Operate within the law. Military intervention is the last resort of a collective security machine. Utilize the UN's legal mechanism. Restructure the UN's military organization. Design a strategy. Book\/a>, schema. Leonard Onyiriuba, in Bank Risk Management in Developing Economies, Military intervention in politics.
The evolving trend of political instability in developing countries was accentuated by military intervention in politics and governance. Like a wild bush fire, the trapping of political power by military officers swept the developing world in the wake of leadership failure in the countries.
The Fog of Intervention the Balkans in the s, Hell” were not exactly misreading the book: Power had placed U.S. military intervention on the menu of options available to. Get this from a library. The case for coalition: motivation and prospects: French military intervention in the s.
[Rachel Utley; Strategic and Combat Studies Institute (Great Britain)]. Military intervention in a conflict without a reasonable prospect of success is unjustifiable, especially when it is done in the name of humanity.
Couched in the debate on the responsibility to protect civilians from violence and drawing on traditional ‘just war’ principles, the central premise of this book is that humanitarian military intervention can be justified as a policy option only.
Military Intervention in the s Quotes Showing of 1 “It is the political change in international relations as well as a change in superpower fortunes which indicate that the days of successful unilateral intervention are past and that multilateral military intervention might only succeed in Cited by: Military intervention in a conflict without a reasonable prospect of success is unjustifiable, especially when it is done in the name of humanity.
Couched in the debate on the responsibility to protect civilians from violence and drawing on traditional 'just war' principles, the centralpremise of this book is that humanitarian military intervention can be justified as a policy option only if.
The U.S. military intervention in Panama: origins, planning, and crisis management, June –December / by Lawrence A.
Yates. — (Contingency operations series) Includes bibliographical references and index. Panama—History—American Invasion, —Causes. Military planning—United States. The number of Bosnian civilians killed by Serbs in the early s is thought to have been ab In the Syrian crisis, approximatelypeople have been killed and an estimated 13 million, more than half of the country’s population, have been displaced.
Those are instances in which intervention clearly seems justified.
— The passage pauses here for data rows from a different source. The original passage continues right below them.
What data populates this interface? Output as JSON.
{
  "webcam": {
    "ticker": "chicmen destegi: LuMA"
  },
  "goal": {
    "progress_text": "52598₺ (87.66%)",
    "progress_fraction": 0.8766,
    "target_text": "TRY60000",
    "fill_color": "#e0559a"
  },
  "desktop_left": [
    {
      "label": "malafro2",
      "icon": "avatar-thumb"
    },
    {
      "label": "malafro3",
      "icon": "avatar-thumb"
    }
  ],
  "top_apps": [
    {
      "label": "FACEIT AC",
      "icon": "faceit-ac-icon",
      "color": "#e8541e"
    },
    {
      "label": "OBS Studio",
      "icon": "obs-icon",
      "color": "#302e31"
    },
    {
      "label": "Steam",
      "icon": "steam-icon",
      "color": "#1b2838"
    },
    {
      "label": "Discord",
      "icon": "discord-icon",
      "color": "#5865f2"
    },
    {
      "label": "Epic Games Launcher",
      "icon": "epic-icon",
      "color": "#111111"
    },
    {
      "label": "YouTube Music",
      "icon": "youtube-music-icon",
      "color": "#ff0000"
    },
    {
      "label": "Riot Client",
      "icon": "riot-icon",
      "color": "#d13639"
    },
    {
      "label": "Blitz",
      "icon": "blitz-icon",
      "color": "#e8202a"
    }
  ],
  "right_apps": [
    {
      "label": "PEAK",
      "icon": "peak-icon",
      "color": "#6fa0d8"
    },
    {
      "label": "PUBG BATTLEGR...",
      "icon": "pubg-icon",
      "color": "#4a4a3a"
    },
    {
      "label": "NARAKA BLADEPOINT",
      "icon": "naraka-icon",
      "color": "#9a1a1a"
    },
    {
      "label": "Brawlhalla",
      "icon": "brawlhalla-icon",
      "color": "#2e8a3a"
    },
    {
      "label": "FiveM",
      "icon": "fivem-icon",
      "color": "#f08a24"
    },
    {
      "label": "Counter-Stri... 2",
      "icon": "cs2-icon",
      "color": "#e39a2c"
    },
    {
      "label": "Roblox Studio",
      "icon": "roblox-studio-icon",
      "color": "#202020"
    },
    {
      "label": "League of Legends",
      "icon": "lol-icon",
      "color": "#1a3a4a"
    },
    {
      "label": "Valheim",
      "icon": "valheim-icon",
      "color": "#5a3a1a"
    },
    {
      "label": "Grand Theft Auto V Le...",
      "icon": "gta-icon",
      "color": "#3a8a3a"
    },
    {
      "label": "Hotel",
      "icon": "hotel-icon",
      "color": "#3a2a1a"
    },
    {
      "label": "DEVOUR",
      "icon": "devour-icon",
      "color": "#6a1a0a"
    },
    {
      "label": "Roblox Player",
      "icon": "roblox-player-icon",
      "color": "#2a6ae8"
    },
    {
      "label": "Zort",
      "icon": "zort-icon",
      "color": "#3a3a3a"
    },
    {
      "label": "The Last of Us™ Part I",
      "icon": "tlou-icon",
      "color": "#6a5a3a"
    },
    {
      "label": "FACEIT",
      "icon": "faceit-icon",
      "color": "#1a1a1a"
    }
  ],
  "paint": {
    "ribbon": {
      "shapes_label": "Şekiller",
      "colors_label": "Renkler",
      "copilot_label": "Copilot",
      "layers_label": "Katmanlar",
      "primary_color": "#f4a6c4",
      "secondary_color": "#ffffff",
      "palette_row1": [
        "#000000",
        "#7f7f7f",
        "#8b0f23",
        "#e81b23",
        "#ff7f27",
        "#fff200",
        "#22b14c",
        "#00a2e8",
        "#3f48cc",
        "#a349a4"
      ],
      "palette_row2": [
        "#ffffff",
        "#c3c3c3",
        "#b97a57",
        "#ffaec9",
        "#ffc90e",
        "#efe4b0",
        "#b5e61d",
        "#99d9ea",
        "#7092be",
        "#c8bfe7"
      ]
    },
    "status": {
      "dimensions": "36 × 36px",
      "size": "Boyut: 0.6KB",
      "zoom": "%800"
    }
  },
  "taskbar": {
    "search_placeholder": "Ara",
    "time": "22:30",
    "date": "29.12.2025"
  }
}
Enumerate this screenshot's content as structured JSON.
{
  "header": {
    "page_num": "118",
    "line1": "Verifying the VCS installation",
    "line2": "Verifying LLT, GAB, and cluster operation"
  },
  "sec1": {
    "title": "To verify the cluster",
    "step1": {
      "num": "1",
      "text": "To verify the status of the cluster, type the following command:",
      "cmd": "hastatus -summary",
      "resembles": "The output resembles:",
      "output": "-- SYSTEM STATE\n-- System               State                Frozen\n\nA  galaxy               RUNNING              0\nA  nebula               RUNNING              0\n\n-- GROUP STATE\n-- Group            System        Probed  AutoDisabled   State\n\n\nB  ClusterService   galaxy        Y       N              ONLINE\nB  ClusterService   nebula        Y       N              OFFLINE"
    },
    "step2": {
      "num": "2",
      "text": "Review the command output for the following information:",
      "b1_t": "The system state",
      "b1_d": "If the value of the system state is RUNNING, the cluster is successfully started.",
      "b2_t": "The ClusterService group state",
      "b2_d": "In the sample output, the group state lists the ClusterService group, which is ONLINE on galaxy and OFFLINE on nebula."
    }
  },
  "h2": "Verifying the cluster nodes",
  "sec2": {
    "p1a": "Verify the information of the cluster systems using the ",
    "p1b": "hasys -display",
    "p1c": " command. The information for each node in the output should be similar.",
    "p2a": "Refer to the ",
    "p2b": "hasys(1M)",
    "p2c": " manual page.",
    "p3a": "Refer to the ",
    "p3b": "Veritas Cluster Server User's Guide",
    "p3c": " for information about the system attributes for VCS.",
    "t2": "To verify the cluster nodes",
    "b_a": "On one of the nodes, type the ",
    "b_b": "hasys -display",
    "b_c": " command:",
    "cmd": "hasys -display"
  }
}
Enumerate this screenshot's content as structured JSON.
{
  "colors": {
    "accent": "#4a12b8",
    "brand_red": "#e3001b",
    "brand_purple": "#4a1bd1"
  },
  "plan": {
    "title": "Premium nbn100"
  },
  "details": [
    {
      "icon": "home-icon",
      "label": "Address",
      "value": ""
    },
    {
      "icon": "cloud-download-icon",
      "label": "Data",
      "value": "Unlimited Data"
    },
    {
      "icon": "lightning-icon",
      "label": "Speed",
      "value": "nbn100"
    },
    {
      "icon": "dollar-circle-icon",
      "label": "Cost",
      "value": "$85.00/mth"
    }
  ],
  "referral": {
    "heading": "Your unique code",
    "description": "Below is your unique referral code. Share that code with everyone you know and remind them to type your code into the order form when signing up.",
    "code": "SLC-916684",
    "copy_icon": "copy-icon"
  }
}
United States Military Intervention and the Promotion of Democracy Author(s): James Meernik when the president declares democracy is a goal of the intervention, and if the US government is opposed to the military intervention to determine which group was more likely to enjoy democratic growth.
In fact, of the over military interventions carried out by the U.S. sinceonly five have been declared wars. 24 In the post-Cold War world, the U.S. military must be prepared for all. The s saw the most UN peacekeeping operations to date. Peacekeeping operations are overseen by the Department of Peacekeeping Operations (DPKO) and share some common characteristics, namely the inclusion of a military or police component, often with an authorization for use of force under Chapter VII of the Charter of the United Nations.
The standard for military intervention in the s seemed to be that the US would intervene militarily in instances where US interests were at stake and/or where humanitarian needs dictated that.In the s, a series of military interventions were carried out in the name of human rights.
Inthe first so-called 'humanitarian war' was carried out in the former Yugoslavia by NATO.In this timely new book, Michael O Hanlon presents a blueprint for developing sufficient global intervention capacity to save many more lives with force.
He contends, at least for now, that.